### Prompt:
Go through the data below. List every line that holds the word "screenshot".

** Input records follows **

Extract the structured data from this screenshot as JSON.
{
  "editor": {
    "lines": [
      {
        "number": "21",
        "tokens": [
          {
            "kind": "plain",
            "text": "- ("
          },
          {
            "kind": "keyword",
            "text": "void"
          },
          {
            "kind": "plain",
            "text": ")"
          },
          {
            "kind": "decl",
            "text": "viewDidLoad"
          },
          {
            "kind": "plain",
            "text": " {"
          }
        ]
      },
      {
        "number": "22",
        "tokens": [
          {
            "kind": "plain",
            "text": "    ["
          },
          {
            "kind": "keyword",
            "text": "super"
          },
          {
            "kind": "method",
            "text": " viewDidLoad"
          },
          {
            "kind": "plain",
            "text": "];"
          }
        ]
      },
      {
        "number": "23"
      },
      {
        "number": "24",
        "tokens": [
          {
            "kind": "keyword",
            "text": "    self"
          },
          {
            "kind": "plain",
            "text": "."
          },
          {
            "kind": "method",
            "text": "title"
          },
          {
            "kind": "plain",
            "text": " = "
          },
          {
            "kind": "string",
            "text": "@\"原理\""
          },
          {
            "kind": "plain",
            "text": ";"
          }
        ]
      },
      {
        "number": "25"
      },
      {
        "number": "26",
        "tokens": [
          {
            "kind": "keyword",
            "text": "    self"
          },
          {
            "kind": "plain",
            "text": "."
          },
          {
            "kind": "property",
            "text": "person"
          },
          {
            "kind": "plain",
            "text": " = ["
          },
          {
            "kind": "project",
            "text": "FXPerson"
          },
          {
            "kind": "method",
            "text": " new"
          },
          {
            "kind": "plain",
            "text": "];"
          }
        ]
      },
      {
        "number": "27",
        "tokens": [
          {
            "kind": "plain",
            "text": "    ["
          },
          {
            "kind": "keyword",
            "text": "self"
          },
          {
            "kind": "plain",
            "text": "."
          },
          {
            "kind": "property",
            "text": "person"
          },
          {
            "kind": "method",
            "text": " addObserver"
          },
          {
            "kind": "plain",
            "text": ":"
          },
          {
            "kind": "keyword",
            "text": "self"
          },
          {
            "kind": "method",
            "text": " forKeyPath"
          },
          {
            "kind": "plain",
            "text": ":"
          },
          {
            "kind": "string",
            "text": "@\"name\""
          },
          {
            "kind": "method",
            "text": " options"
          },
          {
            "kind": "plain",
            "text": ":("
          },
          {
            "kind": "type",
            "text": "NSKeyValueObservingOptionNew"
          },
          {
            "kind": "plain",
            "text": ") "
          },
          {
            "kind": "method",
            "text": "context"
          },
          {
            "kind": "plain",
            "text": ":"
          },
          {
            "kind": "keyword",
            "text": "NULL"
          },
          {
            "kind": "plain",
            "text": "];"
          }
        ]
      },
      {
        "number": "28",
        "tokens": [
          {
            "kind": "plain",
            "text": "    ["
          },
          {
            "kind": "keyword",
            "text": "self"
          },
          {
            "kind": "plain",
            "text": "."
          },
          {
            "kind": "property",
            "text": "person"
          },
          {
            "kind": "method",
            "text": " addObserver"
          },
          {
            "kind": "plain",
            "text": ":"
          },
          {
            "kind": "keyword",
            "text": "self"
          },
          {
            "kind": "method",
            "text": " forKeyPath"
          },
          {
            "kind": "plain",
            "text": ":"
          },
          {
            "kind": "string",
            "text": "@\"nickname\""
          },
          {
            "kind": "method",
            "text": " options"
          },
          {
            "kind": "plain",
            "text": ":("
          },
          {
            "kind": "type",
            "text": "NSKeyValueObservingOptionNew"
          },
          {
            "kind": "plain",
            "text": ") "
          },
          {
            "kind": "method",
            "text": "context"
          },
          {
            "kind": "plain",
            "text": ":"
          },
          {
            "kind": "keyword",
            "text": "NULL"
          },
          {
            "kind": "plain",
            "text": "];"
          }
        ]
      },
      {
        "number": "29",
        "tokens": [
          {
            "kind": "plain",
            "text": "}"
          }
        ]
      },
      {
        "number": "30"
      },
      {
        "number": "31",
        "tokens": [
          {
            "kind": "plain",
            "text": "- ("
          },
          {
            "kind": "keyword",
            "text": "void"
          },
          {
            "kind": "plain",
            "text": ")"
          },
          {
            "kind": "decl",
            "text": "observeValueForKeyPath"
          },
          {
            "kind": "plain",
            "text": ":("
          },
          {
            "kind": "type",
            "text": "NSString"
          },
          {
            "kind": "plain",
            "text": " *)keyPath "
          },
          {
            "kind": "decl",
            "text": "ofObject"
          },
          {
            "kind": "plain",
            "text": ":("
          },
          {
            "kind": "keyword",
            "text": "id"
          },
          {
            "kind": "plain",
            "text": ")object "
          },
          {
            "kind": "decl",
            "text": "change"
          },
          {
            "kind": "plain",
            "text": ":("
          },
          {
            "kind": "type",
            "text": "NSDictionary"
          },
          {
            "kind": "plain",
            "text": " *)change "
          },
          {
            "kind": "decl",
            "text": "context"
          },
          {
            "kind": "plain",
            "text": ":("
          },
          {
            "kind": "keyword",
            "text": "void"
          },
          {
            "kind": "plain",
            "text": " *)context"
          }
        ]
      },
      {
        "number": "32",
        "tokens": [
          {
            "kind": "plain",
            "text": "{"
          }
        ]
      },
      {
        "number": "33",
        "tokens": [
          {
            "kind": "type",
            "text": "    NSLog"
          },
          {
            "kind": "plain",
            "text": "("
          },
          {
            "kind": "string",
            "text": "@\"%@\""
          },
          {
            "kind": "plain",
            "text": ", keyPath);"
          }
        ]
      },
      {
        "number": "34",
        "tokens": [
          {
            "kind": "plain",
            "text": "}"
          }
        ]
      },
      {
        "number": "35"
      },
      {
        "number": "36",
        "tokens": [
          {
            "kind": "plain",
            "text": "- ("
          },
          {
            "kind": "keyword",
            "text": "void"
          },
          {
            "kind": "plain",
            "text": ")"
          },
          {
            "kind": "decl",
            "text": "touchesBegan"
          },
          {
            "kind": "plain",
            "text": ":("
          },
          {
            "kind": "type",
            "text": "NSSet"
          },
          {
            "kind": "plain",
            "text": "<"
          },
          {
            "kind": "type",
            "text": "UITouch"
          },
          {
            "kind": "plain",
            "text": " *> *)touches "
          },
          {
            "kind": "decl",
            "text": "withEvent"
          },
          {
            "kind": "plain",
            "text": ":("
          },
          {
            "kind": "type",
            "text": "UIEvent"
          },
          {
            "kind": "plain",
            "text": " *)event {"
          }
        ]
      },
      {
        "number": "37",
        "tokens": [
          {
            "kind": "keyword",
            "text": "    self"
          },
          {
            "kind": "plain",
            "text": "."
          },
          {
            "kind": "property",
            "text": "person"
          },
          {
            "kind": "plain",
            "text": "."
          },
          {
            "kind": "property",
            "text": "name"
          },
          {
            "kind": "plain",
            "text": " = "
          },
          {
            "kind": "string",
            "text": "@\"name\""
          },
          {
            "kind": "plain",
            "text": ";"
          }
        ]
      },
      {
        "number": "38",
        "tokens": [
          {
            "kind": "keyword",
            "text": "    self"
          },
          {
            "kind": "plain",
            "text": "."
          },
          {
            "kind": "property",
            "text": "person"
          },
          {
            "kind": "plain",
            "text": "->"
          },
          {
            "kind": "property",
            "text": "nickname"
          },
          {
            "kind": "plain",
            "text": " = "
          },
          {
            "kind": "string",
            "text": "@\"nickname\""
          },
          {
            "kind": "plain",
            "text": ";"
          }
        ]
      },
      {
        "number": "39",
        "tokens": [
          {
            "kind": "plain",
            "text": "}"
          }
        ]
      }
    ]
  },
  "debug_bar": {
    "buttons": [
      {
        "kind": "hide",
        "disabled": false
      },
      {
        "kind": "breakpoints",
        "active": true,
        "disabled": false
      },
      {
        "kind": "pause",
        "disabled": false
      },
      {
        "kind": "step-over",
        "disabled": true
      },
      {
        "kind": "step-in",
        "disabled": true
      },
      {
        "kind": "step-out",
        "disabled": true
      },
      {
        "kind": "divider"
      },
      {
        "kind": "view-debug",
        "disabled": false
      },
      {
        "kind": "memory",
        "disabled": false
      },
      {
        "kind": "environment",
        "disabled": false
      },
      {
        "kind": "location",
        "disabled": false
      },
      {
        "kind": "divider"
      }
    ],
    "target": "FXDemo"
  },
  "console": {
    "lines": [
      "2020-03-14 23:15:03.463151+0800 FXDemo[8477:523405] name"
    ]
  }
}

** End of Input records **
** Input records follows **

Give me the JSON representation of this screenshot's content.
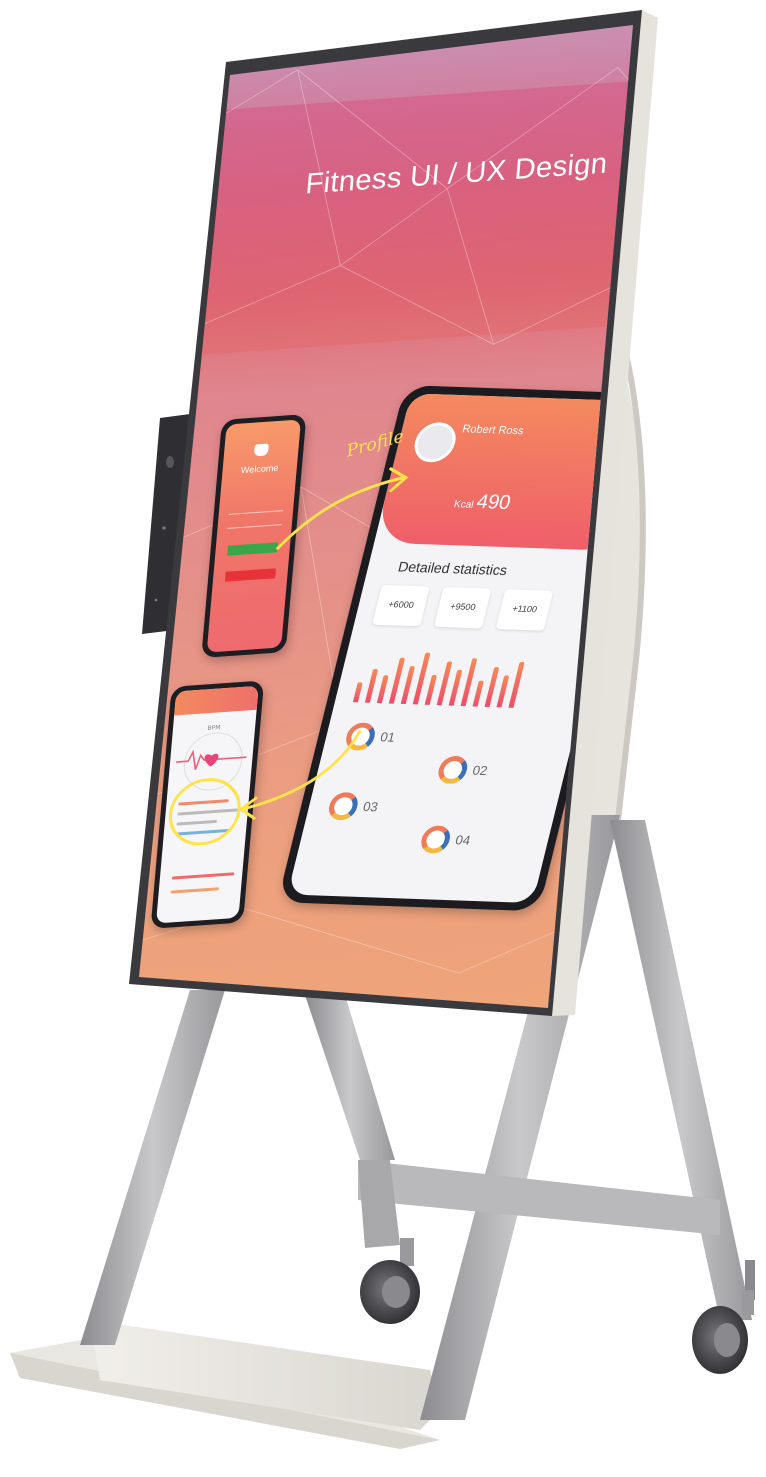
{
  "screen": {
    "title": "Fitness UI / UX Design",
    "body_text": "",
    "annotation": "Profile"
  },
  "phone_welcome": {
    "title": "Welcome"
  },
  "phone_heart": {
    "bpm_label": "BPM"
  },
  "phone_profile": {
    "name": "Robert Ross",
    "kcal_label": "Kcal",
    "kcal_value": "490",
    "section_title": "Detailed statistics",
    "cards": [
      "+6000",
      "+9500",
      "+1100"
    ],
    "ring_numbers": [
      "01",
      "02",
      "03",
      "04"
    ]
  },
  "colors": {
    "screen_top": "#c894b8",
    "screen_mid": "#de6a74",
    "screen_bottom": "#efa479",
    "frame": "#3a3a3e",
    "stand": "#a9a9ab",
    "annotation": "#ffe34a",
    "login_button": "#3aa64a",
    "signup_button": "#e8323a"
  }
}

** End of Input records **

### Exercise solution:
Extract the structured data from this screenshot as JSON.
Give me the JSON representation of this screenshot's content.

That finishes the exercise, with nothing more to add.